[Component data from apps and pages]

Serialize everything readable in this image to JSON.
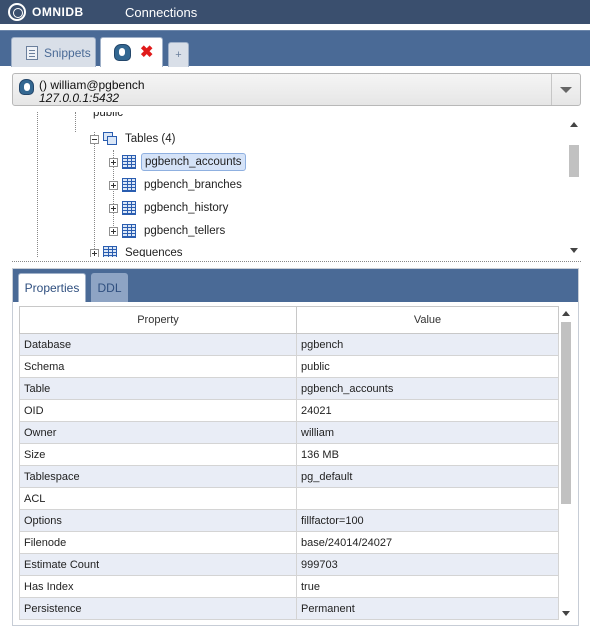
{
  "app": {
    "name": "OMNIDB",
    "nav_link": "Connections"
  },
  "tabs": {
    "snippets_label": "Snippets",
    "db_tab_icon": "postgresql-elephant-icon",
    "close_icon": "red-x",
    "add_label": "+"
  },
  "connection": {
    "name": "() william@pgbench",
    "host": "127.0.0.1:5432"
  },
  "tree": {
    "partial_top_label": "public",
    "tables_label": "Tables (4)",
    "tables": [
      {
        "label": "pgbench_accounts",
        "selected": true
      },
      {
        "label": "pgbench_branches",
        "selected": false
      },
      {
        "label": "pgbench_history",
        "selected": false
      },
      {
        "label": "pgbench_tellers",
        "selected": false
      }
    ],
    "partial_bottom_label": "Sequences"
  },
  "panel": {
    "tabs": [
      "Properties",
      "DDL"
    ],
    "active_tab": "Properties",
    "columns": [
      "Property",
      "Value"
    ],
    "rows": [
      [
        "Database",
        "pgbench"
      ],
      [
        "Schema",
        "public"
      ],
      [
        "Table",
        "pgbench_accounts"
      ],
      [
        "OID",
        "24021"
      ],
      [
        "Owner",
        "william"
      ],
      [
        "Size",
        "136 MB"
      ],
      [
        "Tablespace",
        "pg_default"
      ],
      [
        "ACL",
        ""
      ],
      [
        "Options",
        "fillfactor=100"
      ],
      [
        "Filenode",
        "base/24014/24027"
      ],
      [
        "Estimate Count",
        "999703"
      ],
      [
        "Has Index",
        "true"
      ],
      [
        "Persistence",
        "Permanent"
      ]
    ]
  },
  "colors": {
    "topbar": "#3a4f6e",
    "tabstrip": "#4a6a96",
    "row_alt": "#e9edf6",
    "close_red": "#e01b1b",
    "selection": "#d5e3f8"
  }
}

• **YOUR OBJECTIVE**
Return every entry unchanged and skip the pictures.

• **WRITTEN SOLUTION**
Serialize everything readable in this image to JSON.
{
  "app": {
    "name": "OMNIDB",
    "nav_link": "Connections"
  },
  "tabs": {
    "snippets_label": "Snippets",
    "db_tab_icon": "postgresql-elephant-icon",
    "close_icon": "red-x",
    "add_label": "+"
  },
  "connection": {
    "name": "() william@pgbench",
    "host": "127.0.0.1:5432"
  },
  "tree": {
    "partial_top_label": "public",
    "tables_label": "Tables (4)",
    "tables": [
      {
        "label": "pgbench_accounts",
        "selected": true
      },
      {
        "label": "pgbench_branches",
        "selected": false
      },
      {
        "label": "pgbench_history",
        "selected": false
      },
      {
        "label": "pgbench_tellers",
        "selected": false
      }
    ],
    "partial_bottom_label": "Sequences"
  },
  "panel": {
    "tabs": [
      "Properties",
      "DDL"
    ],
    "active_tab": "Properties",
    "columns": [
      "Property",
      "Value"
    ],
    "rows": [
      [
        "Database",
        "pgbench"
      ],
      [
        "Schema",
        "public"
      ],
      [
        "Table",
        "pgbench_accounts"
      ],
      [
        "OID",
        "24021"
      ],
      [
        "Owner",
        "william"
      ],
      [
        "Size",
        "136 MB"
      ],
      [
        "Tablespace",
        "pg_default"
      ],
      [
        "ACL",
        ""
      ],
      [
        "Options",
        "fillfactor=100"
      ],
      [
        "Filenode",
        "base/24014/24027"
      ],
      [
        "Estimate Count",
        "999703"
      ],
      [
        "Has Index",
        "true"
      ],
      [
        "Persistence",
        "Permanent"
      ]
    ]
  },
  "colors": {
    "topbar": "#3a4f6e",
    "tabstrip": "#4a6a96",
    "row_alt": "#e9edf6",
    "close_red": "#e01b1b",
    "selection": "#d5e3f8"
  }
}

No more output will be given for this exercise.